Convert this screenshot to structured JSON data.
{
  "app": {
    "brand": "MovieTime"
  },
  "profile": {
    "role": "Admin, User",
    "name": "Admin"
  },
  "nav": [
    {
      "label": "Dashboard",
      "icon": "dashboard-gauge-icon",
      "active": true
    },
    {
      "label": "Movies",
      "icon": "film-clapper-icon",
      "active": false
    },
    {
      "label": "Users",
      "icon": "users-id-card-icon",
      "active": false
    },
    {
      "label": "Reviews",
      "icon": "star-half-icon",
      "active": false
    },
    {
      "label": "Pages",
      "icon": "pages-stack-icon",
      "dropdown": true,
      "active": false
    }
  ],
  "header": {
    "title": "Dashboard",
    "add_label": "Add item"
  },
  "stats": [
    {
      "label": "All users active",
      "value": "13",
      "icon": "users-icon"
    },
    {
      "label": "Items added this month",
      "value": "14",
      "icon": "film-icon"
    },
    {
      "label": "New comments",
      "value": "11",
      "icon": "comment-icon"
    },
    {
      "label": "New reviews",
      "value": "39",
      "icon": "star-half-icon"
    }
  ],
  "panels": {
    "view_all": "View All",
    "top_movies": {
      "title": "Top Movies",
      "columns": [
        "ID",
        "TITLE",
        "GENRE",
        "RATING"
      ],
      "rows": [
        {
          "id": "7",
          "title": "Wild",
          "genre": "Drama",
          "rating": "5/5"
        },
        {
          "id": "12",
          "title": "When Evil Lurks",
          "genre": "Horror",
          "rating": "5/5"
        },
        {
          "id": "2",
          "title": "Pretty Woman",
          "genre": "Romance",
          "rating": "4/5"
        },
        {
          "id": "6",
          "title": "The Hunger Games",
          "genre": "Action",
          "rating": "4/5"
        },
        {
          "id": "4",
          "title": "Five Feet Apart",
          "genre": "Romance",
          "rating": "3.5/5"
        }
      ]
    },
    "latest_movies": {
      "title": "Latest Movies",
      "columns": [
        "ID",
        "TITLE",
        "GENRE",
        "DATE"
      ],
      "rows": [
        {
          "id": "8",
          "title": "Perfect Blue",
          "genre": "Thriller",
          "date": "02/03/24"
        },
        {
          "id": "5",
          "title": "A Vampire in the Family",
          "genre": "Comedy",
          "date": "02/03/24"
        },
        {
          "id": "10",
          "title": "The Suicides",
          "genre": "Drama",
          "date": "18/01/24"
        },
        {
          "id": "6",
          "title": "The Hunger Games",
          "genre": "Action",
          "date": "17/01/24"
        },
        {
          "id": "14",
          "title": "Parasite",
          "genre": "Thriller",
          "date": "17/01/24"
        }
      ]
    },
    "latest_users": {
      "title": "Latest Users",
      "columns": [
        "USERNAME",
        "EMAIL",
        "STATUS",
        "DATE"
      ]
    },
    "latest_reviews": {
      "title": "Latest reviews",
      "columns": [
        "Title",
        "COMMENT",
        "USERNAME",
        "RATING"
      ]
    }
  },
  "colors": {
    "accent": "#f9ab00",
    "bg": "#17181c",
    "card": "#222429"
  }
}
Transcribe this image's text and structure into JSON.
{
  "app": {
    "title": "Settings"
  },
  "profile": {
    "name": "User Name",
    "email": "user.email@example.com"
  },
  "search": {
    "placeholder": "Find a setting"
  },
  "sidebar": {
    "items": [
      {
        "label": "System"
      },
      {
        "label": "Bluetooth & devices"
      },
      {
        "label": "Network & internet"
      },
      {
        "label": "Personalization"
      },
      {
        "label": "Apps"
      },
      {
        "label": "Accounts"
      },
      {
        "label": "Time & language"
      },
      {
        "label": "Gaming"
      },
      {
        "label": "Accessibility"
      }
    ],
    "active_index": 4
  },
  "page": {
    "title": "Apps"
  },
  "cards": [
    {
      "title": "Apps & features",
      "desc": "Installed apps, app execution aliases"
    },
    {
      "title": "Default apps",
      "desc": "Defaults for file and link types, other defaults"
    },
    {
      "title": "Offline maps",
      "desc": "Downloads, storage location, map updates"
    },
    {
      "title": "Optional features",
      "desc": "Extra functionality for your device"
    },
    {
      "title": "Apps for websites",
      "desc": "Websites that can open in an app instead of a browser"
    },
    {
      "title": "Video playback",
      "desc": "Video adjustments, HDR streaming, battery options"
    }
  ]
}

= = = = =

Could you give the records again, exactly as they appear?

- Task output:
Convert this screenshot to structured JSON data.
{
  "app": {
    "brand": "MovieTime"
  },
  "profile": {
    "role": "Admin, User",
    "name": "Admin"
  },
  "nav": [
    {
      "label": "Dashboard",
      "icon": "dashboard-gauge-icon",
      "active": true
    },
    {
      "label": "Movies",
      "icon": "film-clapper-icon",
      "active": false
    },
    {
      "label": "Users",
      "icon": "users-id-card-icon",
      "active": false
    },
    {
      "label": "Reviews",
      "icon": "star-half-icon",
      "active": false
    },
    {
      "label": "Pages",
      "icon": "pages-stack-icon",
      "dropdown": true,
      "active": false
    }
  ],
  "header": {
    "title": "Dashboard",
    "add_label": "Add item"
  },
  "stats": [
    {
      "label": "All users active",
      "value": "13",
      "icon": "users-icon"
    },
    {
      "label": "Items added this month",
      "value": "14",
      "icon": "film-icon"
    },
    {
      "label": "New comments",
      "value": "11",
      "icon": "comment-icon"
    },
    {
      "label": "New reviews",
      "value": "39",
      "icon": "star-half-icon"
    }
  ],
  "panels": {
    "view_all": "View All",
    "top_movies": {
      "title": "Top Movies",
      "columns": [
        "ID",
        "TITLE",
        "GENRE",
        "RATING"
      ],
      "rows": [
        {
          "id": "7",
          "title": "Wild",
          "genre": "Drama",
          "rating": "5/5"
        },
        {
          "id": "12",
          "title": "When Evil Lurks",
          "genre": "Horror",
          "rating": "5/5"
        },
        {
          "id": "2",
          "title": "Pretty Woman",
          "genre": "Romance",
          "rating": "4/5"
        },
        {
          "id": "6",
          "title": "The Hunger Games",
          "genre": "Action",
          "rating": "4/5"
        },
        {
          "id": "4",
          "title": "Five Feet Apart",
          "genre": "Romance",
          "rating": "3.5/5"
        }
      ]
    },
    "latest_movies": {
      "title": "Latest Movies",
      "columns": [
        "ID",
        "TITLE",
        "GENRE",
        "DATE"
      ],
      "rows": [
        {
          "id": "8",
          "title": "Perfect Blue",
          "genre": "Thriller",
          "date": "02/03/24"
        },
        {
          "id": "5",
          "title": "A Vampire in the Family",
          "genre": "Comedy",
          "date": "02/03/24"
        },
        {
          "id": "10",
          "title": "The Suicides",
          "genre": "Drama",
          "date": "18/01/24"
        },
        {
          "id": "6",
          "title": "The Hunger Games",
          "genre": "Action",
          "date": "17/01/24"
        },
        {
          "id": "14",
          "title": "Parasite",
          "genre": "Thriller",
          "date": "17/01/24"
        }
      ]
    },
    "latest_users": {
      "title": "Latest Users",
      "columns": [
        "USERNAME",
        "EMAIL",
        "STATUS",
        "DATE"
      ]
    },
    "latest_reviews": {
      "title": "Latest reviews",
      "columns": [
        "Title",
        "COMMENT",
        "USERNAME",
        "RATING"
      ]
    }
  },
  "colors": {
    "accent": "#f9ab00",
    "bg": "#17181c",
    "card": "#222429"
  }
}
Transcribe this image's text and structure into JSON.
{
  "app": {
    "title": "Settings"
  },
  "profile": {
    "name": "User Name",
    "email": "user.email@example.com"
  },
  "search": {
    "placeholder": "Find a setting"
  },
  "sidebar": {
    "items": [
      {
        "label": "System"
      },
      {
        "label": "Bluetooth & devices"
      },
      {
        "label": "Network & internet"
      },
      {
        "label": "Personalization"
      },
      {
        "label": "Apps"
      },
      {
        "label": "Accounts"
      },
      {
        "label": "Time & language"
      },
      {
        "label": "Gaming"
      },
      {
        "label": "Accessibility"
      }
    ],
    "active_index": 4
  },
  "page": {
    "title": "Apps"
  },
  "cards": [
    {
      "title": "Apps & features",
      "desc": "Installed apps, app execution aliases"
    },
    {
      "title": "Default apps",
      "desc": "Defaults for file and link types, other defaults"
    },
    {
      "title": "Offline maps",
      "desc": "Downloads, storage location, map updates"
    },
    {
      "title": "Optional features",
      "desc": "Extra functionality for your device"
    },
    {
      "title": "Apps for websites",
      "desc": "Websites that can open in an app instead of a browser"
    },
    {
      "title": "Video playback",
      "desc": "Video adjustments, HDR streaming, battery options"
    }
  ]
}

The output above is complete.